=== Begin Enclosure ===
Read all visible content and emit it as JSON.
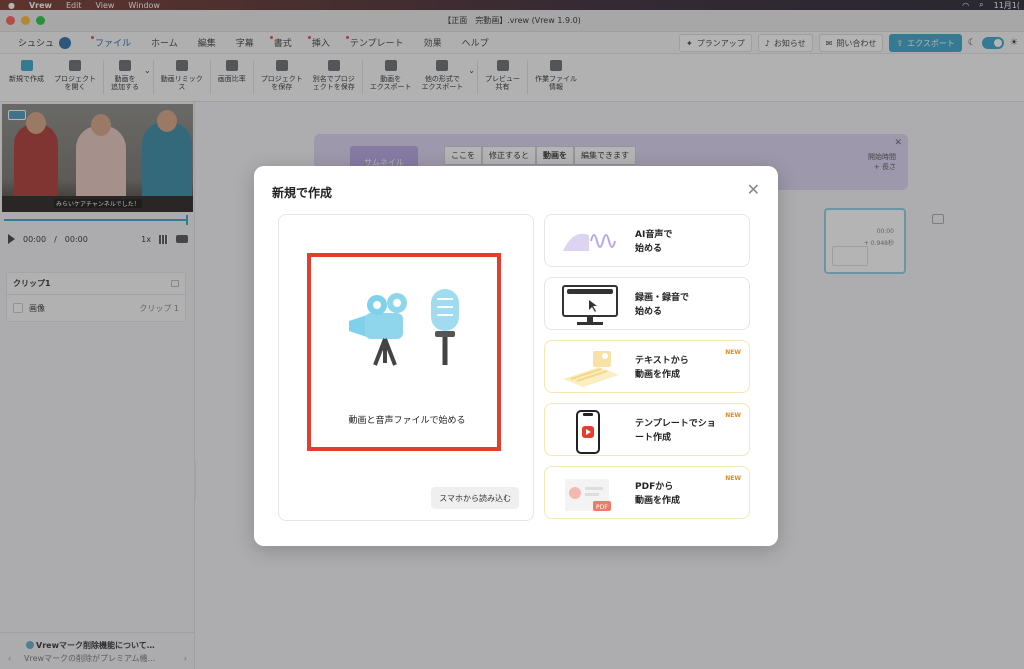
{
  "menubar": {
    "apple": "",
    "app": "Vrew",
    "edit": "Edit",
    "view": "View",
    "window": "Window",
    "time": "11月1("
  },
  "window": {
    "title": "【正面　完動画】.vrew (Vrew 1.9.0)"
  },
  "tabs": {
    "user": "シュシュ",
    "items": [
      {
        "label": "ファイル",
        "dot": true
      },
      {
        "label": "ホーム",
        "dot": false
      },
      {
        "label": "編集",
        "dot": false
      },
      {
        "label": "字幕",
        "dot": false
      },
      {
        "label": "書式",
        "dot": true
      },
      {
        "label": "挿入",
        "dot": true
      },
      {
        "label": "テンプレート",
        "dot": true
      },
      {
        "label": "効果",
        "dot": false
      },
      {
        "label": "ヘルプ",
        "dot": false
      }
    ]
  },
  "topright": {
    "plan": "プランアップ",
    "notice": "お知らせ",
    "contact": "問い合わせ",
    "export": "エクスポート"
  },
  "toolbar": {
    "items": [
      "新規で作成",
      "プロジェクト\nを開く",
      "動画を\n追加する",
      "動画リミック\nス",
      "画面比率",
      "プロジェクト\nを保存",
      "別名でプロジ\nェクトを保存",
      "動画を\nエクスポート",
      "他の形式で\nエクスポート",
      "プレビュー\n共有",
      "作業ファイル\n情報"
    ]
  },
  "player": {
    "caption": "みらいケアチャンネルでした！",
    "time_current": "00:00",
    "time_sep": "/",
    "time_total": "00:00",
    "speed": "1x"
  },
  "clips": {
    "title": "クリップ1",
    "row_label": "画像",
    "row_right": "クリップ 1"
  },
  "notice": {
    "title": "Vrewマーク削除機能について…",
    "desc": "Vrewマークの削除がプレミアム機…",
    "prev": "‹",
    "next": "›"
  },
  "banner": {
    "thumb": "サムネイル",
    "words": [
      "ここを",
      "修正すると",
      "動画を",
      "編集できます"
    ],
    "right1": "開始時間",
    "right2": "+ 長さ"
  },
  "clipcard": {
    "t1": "00:00",
    "t2": "+ 0.948秒"
  },
  "modal": {
    "title": "新規で作成",
    "main_label": "動画と音声ファイルで始める",
    "phone_button": "スマホから読み込む",
    "options": [
      {
        "label": "AI音声で\n始める",
        "new": ""
      },
      {
        "label": "録画・録音で\n始める",
        "new": ""
      },
      {
        "label": "テキストから\n動画を作成",
        "new": "NEW"
      },
      {
        "label": "テンプレートでショ\nート作成",
        "new": "NEW"
      },
      {
        "label": "PDFから\n動画を作成",
        "new": "NEW"
      }
    ]
  },
  "colors": {
    "accent": "#3aa6c9",
    "highlight": "#e43d2b",
    "tab_active": "#2b6aa6",
    "banner": "#dcd4f0"
  }
}
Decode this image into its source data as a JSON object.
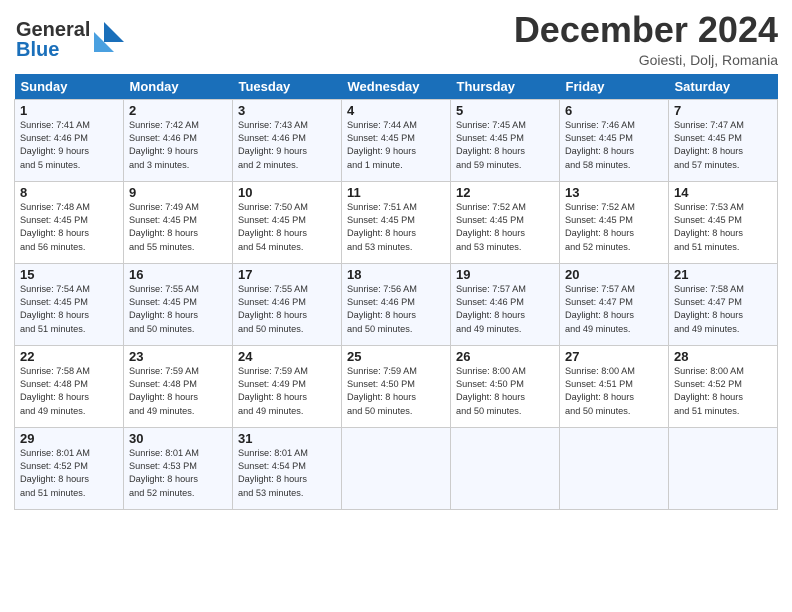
{
  "header": {
    "logo_line1": "General",
    "logo_line2": "Blue",
    "month_title": "December 2024",
    "location": "Goiesti, Dolj, Romania"
  },
  "days_of_week": [
    "Sunday",
    "Monday",
    "Tuesday",
    "Wednesday",
    "Thursday",
    "Friday",
    "Saturday"
  ],
  "weeks": [
    [
      {
        "day": "1",
        "text": "Sunrise: 7:41 AM\nSunset: 4:46 PM\nDaylight: 9 hours\nand 5 minutes."
      },
      {
        "day": "2",
        "text": "Sunrise: 7:42 AM\nSunset: 4:46 PM\nDaylight: 9 hours\nand 3 minutes."
      },
      {
        "day": "3",
        "text": "Sunrise: 7:43 AM\nSunset: 4:46 PM\nDaylight: 9 hours\nand 2 minutes."
      },
      {
        "day": "4",
        "text": "Sunrise: 7:44 AM\nSunset: 4:45 PM\nDaylight: 9 hours\nand 1 minute."
      },
      {
        "day": "5",
        "text": "Sunrise: 7:45 AM\nSunset: 4:45 PM\nDaylight: 8 hours\nand 59 minutes."
      },
      {
        "day": "6",
        "text": "Sunrise: 7:46 AM\nSunset: 4:45 PM\nDaylight: 8 hours\nand 58 minutes."
      },
      {
        "day": "7",
        "text": "Sunrise: 7:47 AM\nSunset: 4:45 PM\nDaylight: 8 hours\nand 57 minutes."
      }
    ],
    [
      {
        "day": "8",
        "text": "Sunrise: 7:48 AM\nSunset: 4:45 PM\nDaylight: 8 hours\nand 56 minutes."
      },
      {
        "day": "9",
        "text": "Sunrise: 7:49 AM\nSunset: 4:45 PM\nDaylight: 8 hours\nand 55 minutes."
      },
      {
        "day": "10",
        "text": "Sunrise: 7:50 AM\nSunset: 4:45 PM\nDaylight: 8 hours\nand 54 minutes."
      },
      {
        "day": "11",
        "text": "Sunrise: 7:51 AM\nSunset: 4:45 PM\nDaylight: 8 hours\nand 53 minutes."
      },
      {
        "day": "12",
        "text": "Sunrise: 7:52 AM\nSunset: 4:45 PM\nDaylight: 8 hours\nand 53 minutes."
      },
      {
        "day": "13",
        "text": "Sunrise: 7:52 AM\nSunset: 4:45 PM\nDaylight: 8 hours\nand 52 minutes."
      },
      {
        "day": "14",
        "text": "Sunrise: 7:53 AM\nSunset: 4:45 PM\nDaylight: 8 hours\nand 51 minutes."
      }
    ],
    [
      {
        "day": "15",
        "text": "Sunrise: 7:54 AM\nSunset: 4:45 PM\nDaylight: 8 hours\nand 51 minutes."
      },
      {
        "day": "16",
        "text": "Sunrise: 7:55 AM\nSunset: 4:45 PM\nDaylight: 8 hours\nand 50 minutes."
      },
      {
        "day": "17",
        "text": "Sunrise: 7:55 AM\nSunset: 4:46 PM\nDaylight: 8 hours\nand 50 minutes."
      },
      {
        "day": "18",
        "text": "Sunrise: 7:56 AM\nSunset: 4:46 PM\nDaylight: 8 hours\nand 50 minutes."
      },
      {
        "day": "19",
        "text": "Sunrise: 7:57 AM\nSunset: 4:46 PM\nDaylight: 8 hours\nand 49 minutes."
      },
      {
        "day": "20",
        "text": "Sunrise: 7:57 AM\nSunset: 4:47 PM\nDaylight: 8 hours\nand 49 minutes."
      },
      {
        "day": "21",
        "text": "Sunrise: 7:58 AM\nSunset: 4:47 PM\nDaylight: 8 hours\nand 49 minutes."
      }
    ],
    [
      {
        "day": "22",
        "text": "Sunrise: 7:58 AM\nSunset: 4:48 PM\nDaylight: 8 hours\nand 49 minutes."
      },
      {
        "day": "23",
        "text": "Sunrise: 7:59 AM\nSunset: 4:48 PM\nDaylight: 8 hours\nand 49 minutes."
      },
      {
        "day": "24",
        "text": "Sunrise: 7:59 AM\nSunset: 4:49 PM\nDaylight: 8 hours\nand 49 minutes."
      },
      {
        "day": "25",
        "text": "Sunrise: 7:59 AM\nSunset: 4:50 PM\nDaylight: 8 hours\nand 50 minutes."
      },
      {
        "day": "26",
        "text": "Sunrise: 8:00 AM\nSunset: 4:50 PM\nDaylight: 8 hours\nand 50 minutes."
      },
      {
        "day": "27",
        "text": "Sunrise: 8:00 AM\nSunset: 4:51 PM\nDaylight: 8 hours\nand 50 minutes."
      },
      {
        "day": "28",
        "text": "Sunrise: 8:00 AM\nSunset: 4:52 PM\nDaylight: 8 hours\nand 51 minutes."
      }
    ],
    [
      {
        "day": "29",
        "text": "Sunrise: 8:01 AM\nSunset: 4:52 PM\nDaylight: 8 hours\nand 51 minutes."
      },
      {
        "day": "30",
        "text": "Sunrise: 8:01 AM\nSunset: 4:53 PM\nDaylight: 8 hours\nand 52 minutes."
      },
      {
        "day": "31",
        "text": "Sunrise: 8:01 AM\nSunset: 4:54 PM\nDaylight: 8 hours\nand 53 minutes."
      },
      {
        "day": "",
        "text": ""
      },
      {
        "day": "",
        "text": ""
      },
      {
        "day": "",
        "text": ""
      },
      {
        "day": "",
        "text": ""
      }
    ]
  ]
}
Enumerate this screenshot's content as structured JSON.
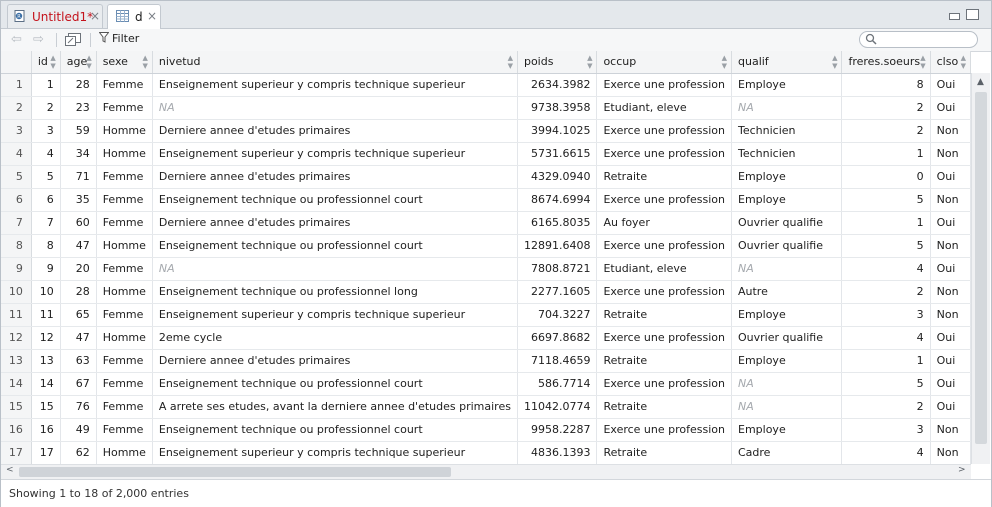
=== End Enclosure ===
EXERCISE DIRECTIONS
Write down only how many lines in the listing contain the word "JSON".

RESPONSE
3